Data extracted from a collection:
────────────────────────────────────────

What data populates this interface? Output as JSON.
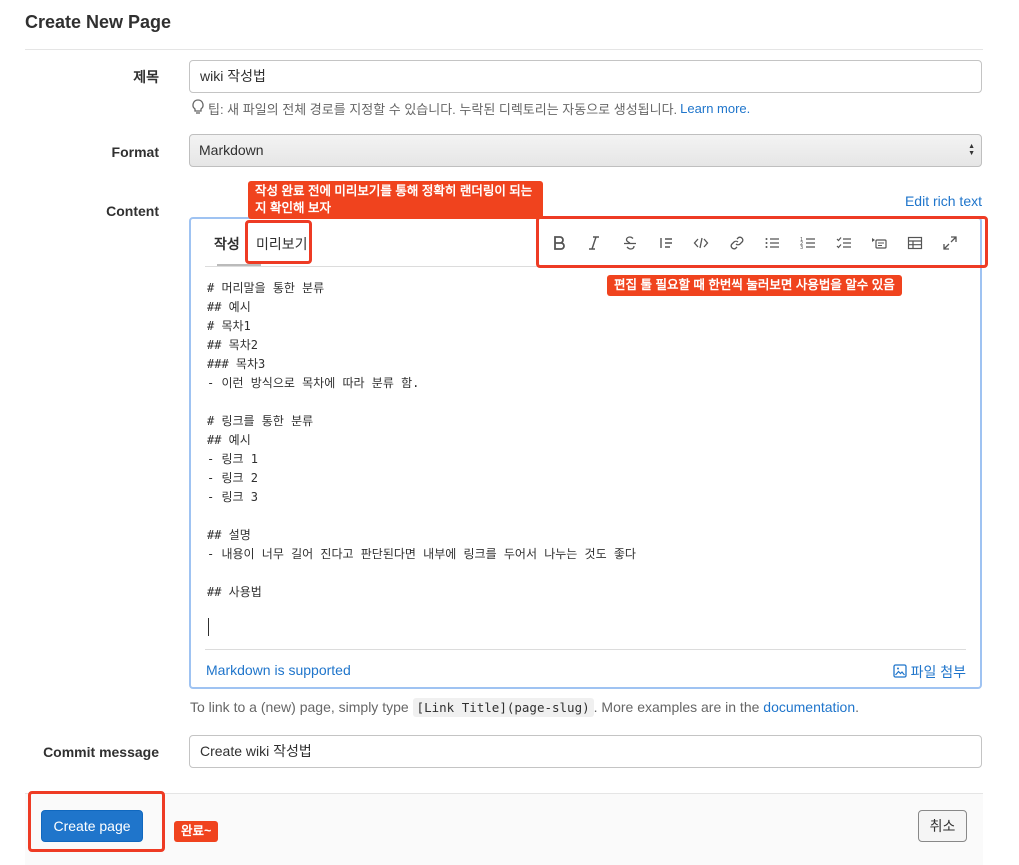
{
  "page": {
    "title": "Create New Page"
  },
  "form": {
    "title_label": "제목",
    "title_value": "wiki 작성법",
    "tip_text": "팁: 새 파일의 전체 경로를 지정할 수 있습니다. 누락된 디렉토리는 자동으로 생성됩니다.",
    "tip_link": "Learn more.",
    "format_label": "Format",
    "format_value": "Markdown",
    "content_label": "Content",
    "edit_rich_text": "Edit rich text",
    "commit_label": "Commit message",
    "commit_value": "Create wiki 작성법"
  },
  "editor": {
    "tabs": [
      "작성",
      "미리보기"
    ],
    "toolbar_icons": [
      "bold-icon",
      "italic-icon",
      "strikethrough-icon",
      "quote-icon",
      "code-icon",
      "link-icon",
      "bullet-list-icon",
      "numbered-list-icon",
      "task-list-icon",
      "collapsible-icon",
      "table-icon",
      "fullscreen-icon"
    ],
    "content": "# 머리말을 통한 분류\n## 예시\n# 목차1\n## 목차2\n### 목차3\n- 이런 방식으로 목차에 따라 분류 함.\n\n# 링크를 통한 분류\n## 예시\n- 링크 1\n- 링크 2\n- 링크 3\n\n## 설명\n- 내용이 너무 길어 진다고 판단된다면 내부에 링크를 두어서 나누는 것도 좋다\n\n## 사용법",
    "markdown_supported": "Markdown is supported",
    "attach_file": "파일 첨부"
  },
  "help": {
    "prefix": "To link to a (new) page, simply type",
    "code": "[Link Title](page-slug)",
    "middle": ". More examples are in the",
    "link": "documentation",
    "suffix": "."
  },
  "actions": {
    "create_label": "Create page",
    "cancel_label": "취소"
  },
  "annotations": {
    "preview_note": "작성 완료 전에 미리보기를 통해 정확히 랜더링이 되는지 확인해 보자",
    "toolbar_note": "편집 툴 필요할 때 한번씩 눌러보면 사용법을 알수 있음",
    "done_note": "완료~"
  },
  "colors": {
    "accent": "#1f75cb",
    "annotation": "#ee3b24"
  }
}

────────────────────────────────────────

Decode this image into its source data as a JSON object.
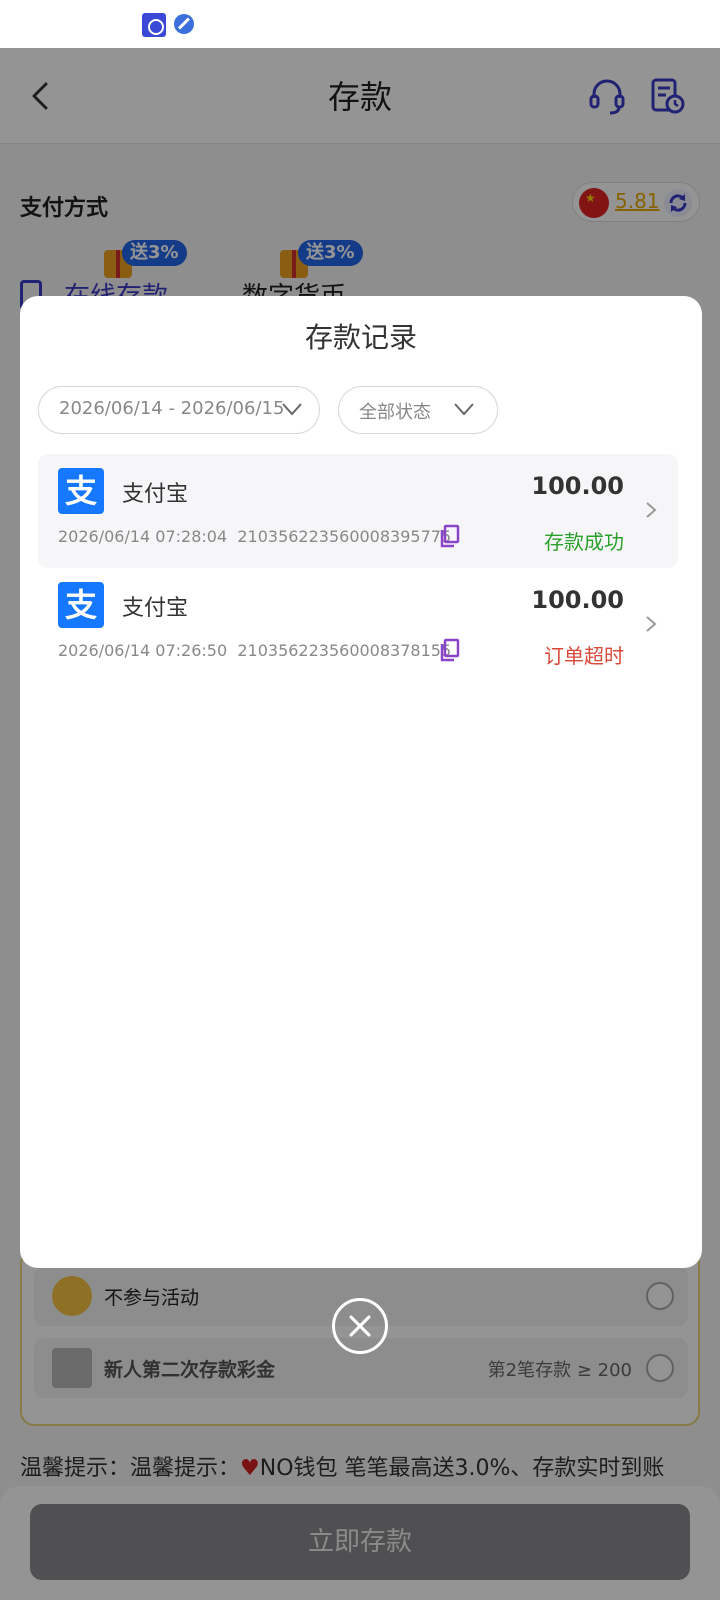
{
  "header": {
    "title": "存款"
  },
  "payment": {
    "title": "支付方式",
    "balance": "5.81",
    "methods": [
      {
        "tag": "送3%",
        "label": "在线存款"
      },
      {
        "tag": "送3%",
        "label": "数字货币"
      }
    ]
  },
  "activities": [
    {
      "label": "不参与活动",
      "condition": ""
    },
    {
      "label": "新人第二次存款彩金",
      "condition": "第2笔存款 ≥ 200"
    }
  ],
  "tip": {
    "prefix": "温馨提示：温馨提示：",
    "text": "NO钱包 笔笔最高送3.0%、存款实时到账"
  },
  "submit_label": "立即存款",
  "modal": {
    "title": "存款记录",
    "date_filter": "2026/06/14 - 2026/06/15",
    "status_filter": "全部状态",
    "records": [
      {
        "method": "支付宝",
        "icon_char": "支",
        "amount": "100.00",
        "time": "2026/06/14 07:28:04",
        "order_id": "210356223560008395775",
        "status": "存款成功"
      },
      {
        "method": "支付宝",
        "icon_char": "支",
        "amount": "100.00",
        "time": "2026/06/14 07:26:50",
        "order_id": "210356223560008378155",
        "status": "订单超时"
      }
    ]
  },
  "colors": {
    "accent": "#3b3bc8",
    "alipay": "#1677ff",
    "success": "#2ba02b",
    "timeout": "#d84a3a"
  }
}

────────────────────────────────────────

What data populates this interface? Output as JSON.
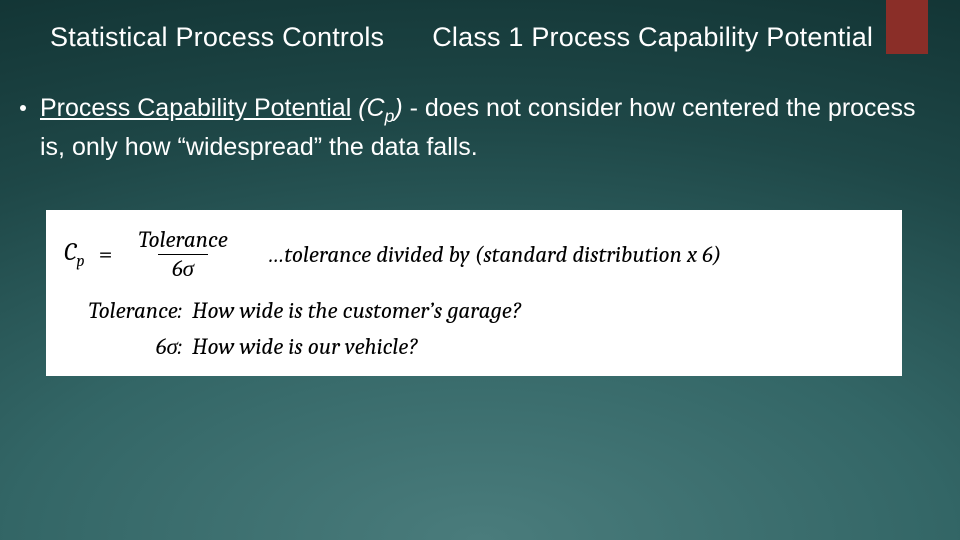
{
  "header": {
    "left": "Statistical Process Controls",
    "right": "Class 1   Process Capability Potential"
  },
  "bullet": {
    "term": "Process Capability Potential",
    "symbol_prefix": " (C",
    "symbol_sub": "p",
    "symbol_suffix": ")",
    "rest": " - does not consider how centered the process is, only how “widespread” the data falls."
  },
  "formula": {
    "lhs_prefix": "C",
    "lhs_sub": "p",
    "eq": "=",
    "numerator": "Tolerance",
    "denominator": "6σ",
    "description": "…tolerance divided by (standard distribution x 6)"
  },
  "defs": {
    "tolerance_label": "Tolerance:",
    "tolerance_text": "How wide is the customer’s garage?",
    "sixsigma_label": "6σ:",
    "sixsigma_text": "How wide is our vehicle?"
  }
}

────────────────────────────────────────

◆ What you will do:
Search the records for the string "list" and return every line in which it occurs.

◆ Response for this exercise:
      "bullet-list-icon",
      "numbered-list-icon",
      "task-list-icon",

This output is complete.